Warren H. Phillips, president and chief executive officer of Dow Jones & co., which also publishes the Wall Street Journal, said he had not seen the suit and categorically denied the allegation made in the suit as far as the comapny, Barron's and its employees are concerned.

Phillips said the suit appeared to be "an effort to intimidate" the press from writing unfavorable stores about companies, adding that "the plaintiff appears to be more interested in deterring unfavorable stores than in seeing the truth reported." He said he would welcome an investigation into the matter by the Security and Exchange Commission.

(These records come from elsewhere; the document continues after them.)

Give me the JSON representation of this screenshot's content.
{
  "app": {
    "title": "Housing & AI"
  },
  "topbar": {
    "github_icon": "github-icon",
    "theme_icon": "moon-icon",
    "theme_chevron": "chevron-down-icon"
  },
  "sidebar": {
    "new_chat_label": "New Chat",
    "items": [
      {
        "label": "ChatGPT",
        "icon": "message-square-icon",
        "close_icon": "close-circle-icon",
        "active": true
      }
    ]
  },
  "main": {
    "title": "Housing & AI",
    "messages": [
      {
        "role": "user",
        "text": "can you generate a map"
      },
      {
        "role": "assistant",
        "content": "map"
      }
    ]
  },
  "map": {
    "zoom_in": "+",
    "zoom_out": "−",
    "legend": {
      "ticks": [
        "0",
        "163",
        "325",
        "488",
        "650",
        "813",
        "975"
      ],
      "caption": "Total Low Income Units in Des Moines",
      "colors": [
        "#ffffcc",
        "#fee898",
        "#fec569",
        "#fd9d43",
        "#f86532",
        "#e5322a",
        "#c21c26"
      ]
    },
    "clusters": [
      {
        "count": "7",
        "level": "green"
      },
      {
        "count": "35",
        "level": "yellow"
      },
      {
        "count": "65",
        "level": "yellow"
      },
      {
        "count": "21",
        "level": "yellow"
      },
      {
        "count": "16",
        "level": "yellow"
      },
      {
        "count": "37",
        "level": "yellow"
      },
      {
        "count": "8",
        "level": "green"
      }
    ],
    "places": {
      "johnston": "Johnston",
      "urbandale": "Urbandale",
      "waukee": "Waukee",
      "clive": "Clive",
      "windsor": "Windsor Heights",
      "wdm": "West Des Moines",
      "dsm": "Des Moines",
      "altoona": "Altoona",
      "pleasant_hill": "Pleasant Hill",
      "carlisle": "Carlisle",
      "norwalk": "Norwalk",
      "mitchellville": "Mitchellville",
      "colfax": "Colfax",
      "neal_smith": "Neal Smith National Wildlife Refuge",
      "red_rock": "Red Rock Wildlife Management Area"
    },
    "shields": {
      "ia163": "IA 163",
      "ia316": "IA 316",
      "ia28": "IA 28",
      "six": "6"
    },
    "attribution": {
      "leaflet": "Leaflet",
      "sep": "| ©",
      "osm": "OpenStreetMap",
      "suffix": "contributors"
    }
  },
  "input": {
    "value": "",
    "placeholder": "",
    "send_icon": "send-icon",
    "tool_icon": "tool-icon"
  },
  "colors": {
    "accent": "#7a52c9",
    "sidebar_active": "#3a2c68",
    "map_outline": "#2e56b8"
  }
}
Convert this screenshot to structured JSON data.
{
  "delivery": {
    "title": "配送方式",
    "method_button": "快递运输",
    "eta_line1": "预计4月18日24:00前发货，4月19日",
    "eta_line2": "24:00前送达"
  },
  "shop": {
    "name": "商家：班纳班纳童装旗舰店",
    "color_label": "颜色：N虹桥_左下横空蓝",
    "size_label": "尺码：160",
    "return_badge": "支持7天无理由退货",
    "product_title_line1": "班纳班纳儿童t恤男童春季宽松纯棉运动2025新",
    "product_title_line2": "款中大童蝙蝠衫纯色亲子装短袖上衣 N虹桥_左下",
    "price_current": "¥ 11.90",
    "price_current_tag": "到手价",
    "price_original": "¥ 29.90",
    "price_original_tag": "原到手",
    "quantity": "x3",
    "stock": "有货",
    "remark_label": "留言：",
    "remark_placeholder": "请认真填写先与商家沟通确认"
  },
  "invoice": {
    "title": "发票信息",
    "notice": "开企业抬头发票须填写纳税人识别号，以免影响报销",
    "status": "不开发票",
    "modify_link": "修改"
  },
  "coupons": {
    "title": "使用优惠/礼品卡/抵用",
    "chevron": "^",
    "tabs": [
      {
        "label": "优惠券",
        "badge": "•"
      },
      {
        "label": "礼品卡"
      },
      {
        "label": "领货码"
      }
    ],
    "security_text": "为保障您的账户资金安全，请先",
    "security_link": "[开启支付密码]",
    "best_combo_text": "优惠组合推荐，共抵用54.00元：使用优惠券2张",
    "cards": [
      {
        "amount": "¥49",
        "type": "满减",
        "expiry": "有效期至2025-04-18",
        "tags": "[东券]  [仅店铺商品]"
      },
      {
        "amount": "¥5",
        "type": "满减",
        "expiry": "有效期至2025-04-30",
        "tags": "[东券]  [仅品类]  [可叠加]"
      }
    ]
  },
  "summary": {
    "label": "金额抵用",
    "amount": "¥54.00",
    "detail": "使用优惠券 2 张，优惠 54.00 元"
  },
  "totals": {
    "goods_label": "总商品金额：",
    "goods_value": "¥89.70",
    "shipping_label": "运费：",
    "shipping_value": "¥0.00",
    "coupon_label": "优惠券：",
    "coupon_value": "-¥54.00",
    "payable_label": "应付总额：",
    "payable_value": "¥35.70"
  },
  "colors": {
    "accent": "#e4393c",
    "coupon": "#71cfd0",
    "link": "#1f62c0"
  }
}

The SEC has already begun an investigation out of its New York City office, it was learned today. The investigation is looking into the activities of hedge funds in general and specifically the trading activity of Technicare. Centronics Inc., Olympia Brewing Co., and a number of other stocks which have had large short positions established and have also been subject to negative comments in Abelson's column.

A suit like the one filed toady is scheduled for filing next week on behalf of Centronics shareholders, involving many of the same defendants and charges, according to a source and Olmpia Brewing shareholders are also considering a silmilar complaint.

The Technicare suit specifically charges that beginning at least as early as Mar, 1976, and continuing to the present, Abelson, Robert Bleiberg and Dow Jones advised theshort sellers "in advance of publication" that certain Anelson columns have contained such negative references in the period in questions, the suit says.

It further charges that short sellers have taken short positions "knowing that the forthcoming publication will cause or tend to cause a decline in the market price in the shares of Technicare" so they can cover themselves at a lower price.

The suit does not charge Abelson, Robert Bleiberg or any other employee of Dow Jones with actually trading for themselves in Technicare but claims they "aided and abetted" the short sellers.

Abelson, who normally finishes his weekly column on Friday, was unavailable for comment today.

Barron's publisher Robert Bleiberg said it was a "coincidence" that Abelson will not write the "Up and Down Wall Street" column when the next issue of Barron's appears on the newsstands on Saturday because he has been at work on a speech he is scheduled to deliver tonight.

Bleiberg called the allegations "irresponsible and false" and said they echoed equally groundless charges made in the past." His brother, Lawrence, said the charges were "absolutely without foundation." Other defendants were unreachable for comment.

In the currant issue of the Wall Street Letter, a periodical that covers the securities industry, defendant Robert Wilson is quoted in connection with items that appeared in Abelson's column as saying that "in the past I have urged him to recommend - and to disrecommend - stocks and he's done it. My participation in the stock was always before any article, although sometimes I have added to it after."

The next issue of the Wall Street Letter, which usually reaches subscribers on Monday, however, contains a statement by Wilson saying he does not think he was quoted accurately.

An even if he did say it, Wilson states, "that's not what I meant. While I do discuss many ideas with (Abelson) and urge upon him the merits of these, I would never presume to recommend them. Then prices of stock have a way of taking care of themselves, no matter what Mr. Abelson writes about them."